TELFORD VICE, Cape Town
NEW Zealanders knew Dale Steyn would become Dale Steyn before he did – before he had the tattoos, the eyes, the hairstyles, the attitude and most of his test wickets.
They knew it at Centurion on November 16, 2007, when one of their opening batsman, Craig Cumming, had the bones in his face broken in 23 places by a Steyn bouncer.
Steyn himself was first on the scene of the crime. But not for long: he came, he saw the blood, he was conquered by what he had done and turned away.
Sixty-seven of his 82 tests, 349 of his 406 wickets and nine-and-a-half years later, you get the feeling Steyn might whip out a straw and slurp up the blood he spills.
Steyn has built his success on more than skill, speed, swing and skid.
Were his gifts limited to those he would have been a fine fast bowler. But he has added to them the kind of aggression that could wipe the smirk off Jacob Zuma’s face.
That has earned Steyn cricket’s rarest achievement: to be garlanded as great before the end of his career.
For most of Steyn’s time as a test player South Africa have leaned on him to be the bad guy.
Seldom will that have been as true as in the test series against New Zealand that starts on Kingsmead on Friday.
South Africa have won only one of their last 10 tests, consequently crashing from No. 1 to 7 in the rankings. Steyn has missed six of those games through injury and, at 33, he would seem to be saddling up for the sunset.
Those are compelling circumstances for drama in Durban, where Steyn will want to be the sharp edge of South Africa’s axe.
“For his own self-confidence Dale has to produce in this series but he’s definitely got what it takes,” former test fast bowler Brett Schultz said. “He’s the best thoroughbred fast bowler we’ve produced.”
Was the absence of Steyn’s fire a major missing part of the South African puzzle last season?
“Hundred percent,” Schultz said. “Fast bowlers lift their own sides and create tension in the opposition, a feeling that something’s going to happen.”
Schultz knows of whence he speaks, having scared the bejaysus out of batsmen in 60 first-class matches – nine of them tests – from 1990 to 1997.
“The best fast bowlers have always had aggression,” Schultz said. “Some have it in their demeanour, some in their verbals, some in their bowling style.
“But they’ve all been aggressive. Without aggression there is no fast bowling.”
New Zealand coach Mike Hesson, having presided over his team’s 2-0 thumping of Zimbabwe this month, would agree.
“A lot of our players naturally play an aggressive brand of cricket,” Hesson said. “Our job as support staff and leaders in the group is to make sure we don’t dampen that down.
“If someone’s able to get their best level of consistency by playing an aggressive brand of cricket then I’m all for it.
“You pick players because of what they can do. You don’t pick them and then try change them and get them to suit your style.”

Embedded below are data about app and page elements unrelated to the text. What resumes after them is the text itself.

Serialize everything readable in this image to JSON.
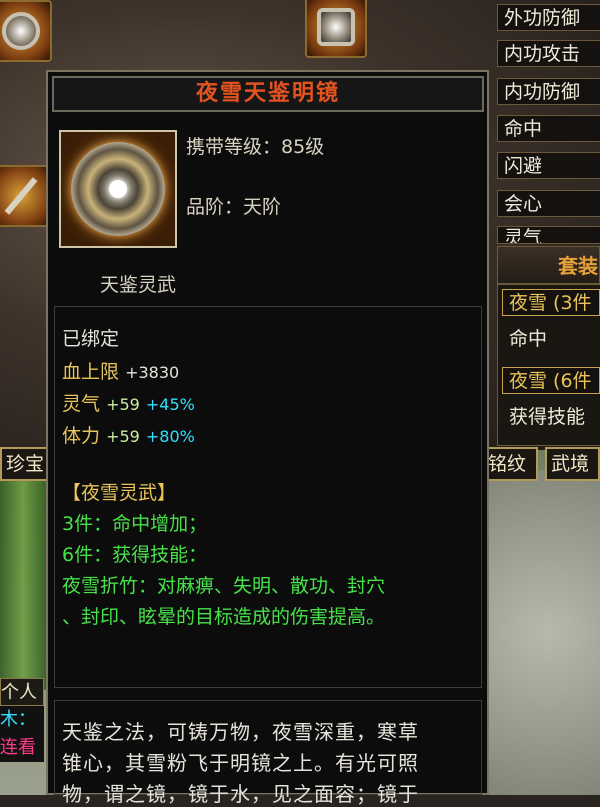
{
  "tooltip": {
    "title": "夜雪天鉴明镜",
    "carry_level": "携带等级：85级",
    "grade": "品阶：天阶",
    "category": "天鉴灵武",
    "bound": "已绑定",
    "stats": [
      {
        "label": "血上限",
        "value": "+3830",
        "pct": ""
      },
      {
        "label": "灵气",
        "value": "+59",
        "pct": "+45%"
      },
      {
        "label": "体力",
        "value": "+59",
        "pct": "+80%"
      }
    ],
    "set_name": "【夜雪灵武】",
    "set_3": "3件：命中增加；",
    "set_6": "6件：获得技能：",
    "skill_line1": "夜雪折竹：对麻痹、失明、散功、封穴",
    "skill_line2": "、封印、眩晕的目标造成的伤害提高。",
    "desc_line1": "天鉴之法，可铸万物，夜雪深重，寒草",
    "desc_line2": "锥心，其雪粉飞于明镜之上。有光可照",
    "desc_line3": "物，谓之镜，镜于水，见之面容；镜于"
  },
  "right_menu": [
    "外功防御",
    "内功攻击",
    "内功防御",
    "命中",
    "闪避",
    "会心",
    "灵气"
  ],
  "right_panel": {
    "title": "套装",
    "items": [
      "夜雪 (3件",
      "命中",
      "夜雪 (6件",
      "获得技能"
    ]
  },
  "bottom_tabs": {
    "left": "珍宝",
    "right1": "铭纹",
    "right2": "武境"
  },
  "left_chat": {
    "personal": "个人",
    "line1": "木：",
    "line2": "连看"
  }
}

Neil Wagner, for instance, was a bouncer bazooka in Zimbabwe and took 11 wickets at 17.
But South Africa are not Zimbabwe, perhaps the least aggressive team in cricket.
New Zealand, meanwhile, are following the trail blazed by Brendon McCullum at the 2015 World Cup.
Stand back. We don’t know how big this fire will get.